May 6, 2021 by Klaus Crow
Good day my guitar friends, we’re in the middle of the One-Octave Natural Minor scales series and we continue with Part III.
In the previous lessons we practiced the scale patterns starting on the Low-E and A string and now we’re going to start with the root note on the D-string. We’re heading into the higher regions of the scale where most of the guitar soloing takes place, so the shapes are getting more relevant to your playing once you go up the strings.
If you just stepped into Part III of the One-Octave natural minor scale series you might first want to check out Part I and Part II.here are the reasons you want to learn this:
Summary One-Octave Natural Minor Scales
The one-octave natural minor scale makes it easy to recognize the shape, the structure, the notes and the intervals of the scale. Since it’s one octave they are a perfect start for beginners and will definitely create new insights for intermediate guitar players.
For anyone who’s into rock, blues and pop music the natural minor scale is a crucial scale, but you will also encounter the scale in many other styles as well.
Starting With The Root Note on The Fourth String
We are learning three natural minor scale shape/patterns with the first (root) note starting on the D-string (4th string).
Tip: Learn and memorize the notes on the D-string so you can instantly recognize the key of the scale when you want to move the scale up or down the fretboard.
Natural Minor Scale Fingering
You can see the left hand fingering (right hand players) for all the scale shape / patterns in the yellow neck diagrams below. The numbers in the dots indicate the fingers.
| 1 = index | 2 = middle finger | 3 = ring finger | 4 = pinky |
Also visualize the shape/form/figure of each scale pattern so it’s easier to memorize and learn all the different scale shapes.
Play the scale shapes using alternative picking alternating down and up strokes. The first note you play is a downstroke, the second an upstroke, the third one a downstroke, the fourth one an upstroke and so on.
Practice in every Key
First learn each scale shape thoroughly, then learn the pattern in other keys as well (explained in part I).
A NATURAL MINOR SCALE – Shape / Pattern #7
A NATURAL MINOR SCALE – Shape / Pattern #8
A NATURAL MINOR SCALE – Shape / Pattern #9
One Octave Natural Minor Scale Assignments Part III
- Learn and memorize each scale shape thoroughly using alternate picking.
- Learn the notes of the D-string.
- Play the shapes in random keys. Speak out the name of the key.
- Re-practice the one-octave Natural Minor scale patterns of Part I and II.
- As an exercise practice the scale shapes from Part I, II and III first in the key of A, then F and finally C.
- Try to create some melody with the new scale patterns.
Easy does it!
To be continued soon.
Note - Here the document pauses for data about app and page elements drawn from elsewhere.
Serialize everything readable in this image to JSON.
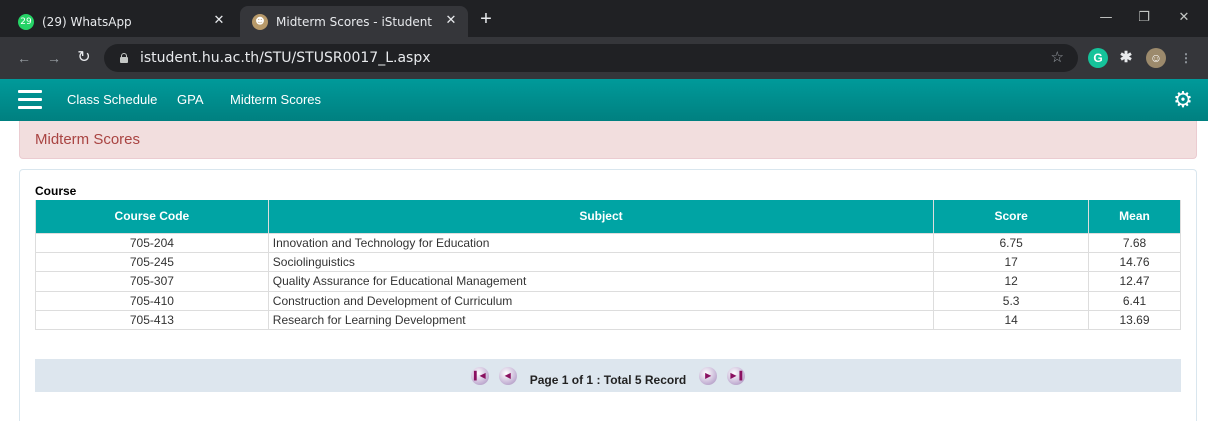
{
  "browser": {
    "tabs": [
      {
        "title": "(29) WhatsApp",
        "favicon": "whatsapp-icon",
        "active": false
      },
      {
        "title": "Midterm Scores - iStudent",
        "favicon": "istudent-icon",
        "active": true
      }
    ],
    "url": "istudent.hu.ac.th/STU/STUSR0017_L.aspx"
  },
  "nav": {
    "links": [
      "Class Schedule",
      "GPA",
      "Midterm Scores"
    ]
  },
  "page": {
    "heading": "Midterm Scores",
    "section_title": "Course"
  },
  "table": {
    "headers": [
      "Course Code",
      "Subject",
      "Score",
      "Mean"
    ],
    "rows": [
      [
        "705-204",
        "Innovation and Technology for Education",
        "6.75",
        "7.68"
      ],
      [
        "705-245",
        "Sociolinguistics",
        "17",
        "14.76"
      ],
      [
        "705-307",
        "Quality Assurance for Educational Management",
        "12",
        "12.47"
      ],
      [
        "705-410",
        "Construction and Development of Curriculum",
        "5.3",
        "6.41"
      ],
      [
        "705-413",
        "Research for Learning Development",
        "14",
        "13.69"
      ]
    ]
  },
  "pager": {
    "info": "Page 1 of 1 : Total 5 Record"
  },
  "colors": {
    "nav_bg": "#008b8b",
    "header_bg": "#00a4a4",
    "alert_text": "#a94442",
    "alert_bg": "#f2dede"
  }
}
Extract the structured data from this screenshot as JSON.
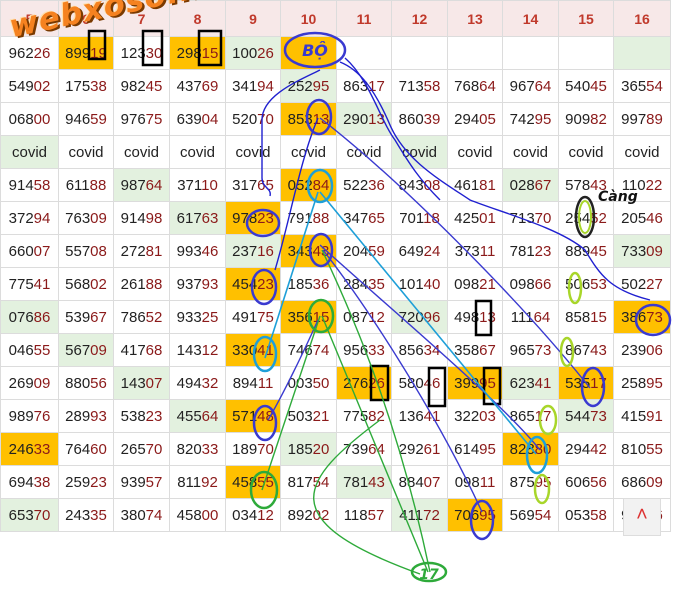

Do you have any recommendations for a minor scale jam track?
Klaus Crow says
This is a nice jam track to play along with:
A minor Rock Backing track, Am F C G | 111BPM
Ivan Beck says
Will you please reset my 50 cool blues licks, i cant find any acess to them